University of California history professor Walker takes on the controversial subject of Afrocentrism, maintaining that it is a therapeutic mythology that turns Eurocentrism on its ear and has little to do with the academic rigors of history. He traces it back to eighteenth-and nineteenth-century efforts to answer racist historical and anthropological theories. He points to early arguments among philosophers and historians about the various contributions of racial groups, which discounted black Africans' and African Americans' contributions. He examines the negritude movement, Afrocentrism's intellectual forebear, as a reaction to colonialism that emphasized differences based on culture. Afrocentrism, however, attributes racial differences to biology, ascribing all virtues to blacks and all vices to whites. Because it centers Western civilization in Egyptian culture, Afrocentrism has become "Eurocentrism in blackface." The dangers of Afrocentrism lie in its neglect of black African descendants and its shortcomings as a platform for the future. Walker also takes to task the current rightward-leaning American politics that advocates so-called color blindness, "a form of disavowal," he says, of America's racist past. --Vanessa Bush

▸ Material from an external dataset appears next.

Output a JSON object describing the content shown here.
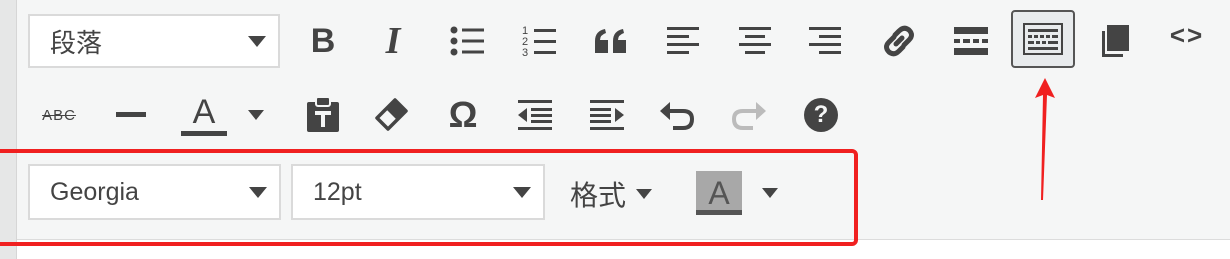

Library Journal Review

Like Stephen Howe's Afrocentrism (LJ 5/15/98) and Mary Lefkowitz's Not Out of Africa (LJ 2/1/96), this book is a discourse on the historiography of "Afrocentrism." In this boldly conceived and well-executed analysis, Walker (history, Univ. of California, Davis) basically questions Afrocentrism as a form of historical consciousness. He argues that it is based on "European romantic racialism" and is a "therapeutic mythology" designed to restore the self-esteem of black Americans damaged and disoriented by "Eurocentrism." Like Howe, Walker critically analyzes, and in some cases debunks, "truth claims" (e.g., ancient Egypt and not Greece as the progenitor of Western civilization) in the writings of leading proponents of Afrocentrism like Molefi Asante, John H. Clarke, Yosef Ben-Jochannan, and Maulana Karenga. He equates Afrocentrism with white conservatives' views of black Americans' problems and sees Afrocentrism as a form of "Totalitarian groupthink" within the context of contemporary black political and cultural politics. This fantasy or "Afromessianism" as he renames it is dangerous for even black Americans today and poses a threat to cross-racial alliances. Intriguing and challenging, this work will appeal to scholars and students of African American studies and race relations in America. Edward G. McCormack, Univ. of Southern Mississippi Gulf Coast Lib., Long Beach (c) Copyright 2010. Library Journals LLC, a wholly owned subsidiary of Media Source, Inc. No redistribution permitted.

Choice Review

Walker (Univ. of California, Davis) presents the most scholarly analysis of Afrocentrism to date. He demonstrates that the movement is seriously lacking in the rigors of research and scholarship, his major theme being that Afrocentric scholars have only produced a form of therapeutic mythology focused on restoring the self-esteem of black Americans severely wounded by years of Eurocentric deficit model perceptions and analysis. Afrocentric scholars have placed much emphasis on demonstrating that a black civilization existed in Egypt and that from this history Western civilization emerged. This reinterpretation of history becomes crucial in order to recapture the minds of black Americans and further prevent what one Afrocentric scholar describes as "menticide," or the suicide of black minds. Walker reminds readers that the oppression of blacks was not the result of lack of self-esteem, but of being black. He is critical of Afrocentric scholars' lack of emphasis on politics and the social and economic development of black Americans, concluding that Afrocentric scholars have no answers in response to the economic plight currently faced by black Americans in a cybernetic society, other than improving their psyche or self-esteem. All collections. E. A. McKinney Cleveland State University

Table of Contents

Acknowledgmentsp. xi
Note on Usagep. xv
Introductionp. xvii
Part 1 If Everybody Was a King, Who Built the Pyramids? Afrocentrism and Black American Historyp. 1
Part 2 "All God's Dangers Ain't a White Man," or "Not All Knowledge Is Power"p. 83
Notesp. 133
Indexp. 165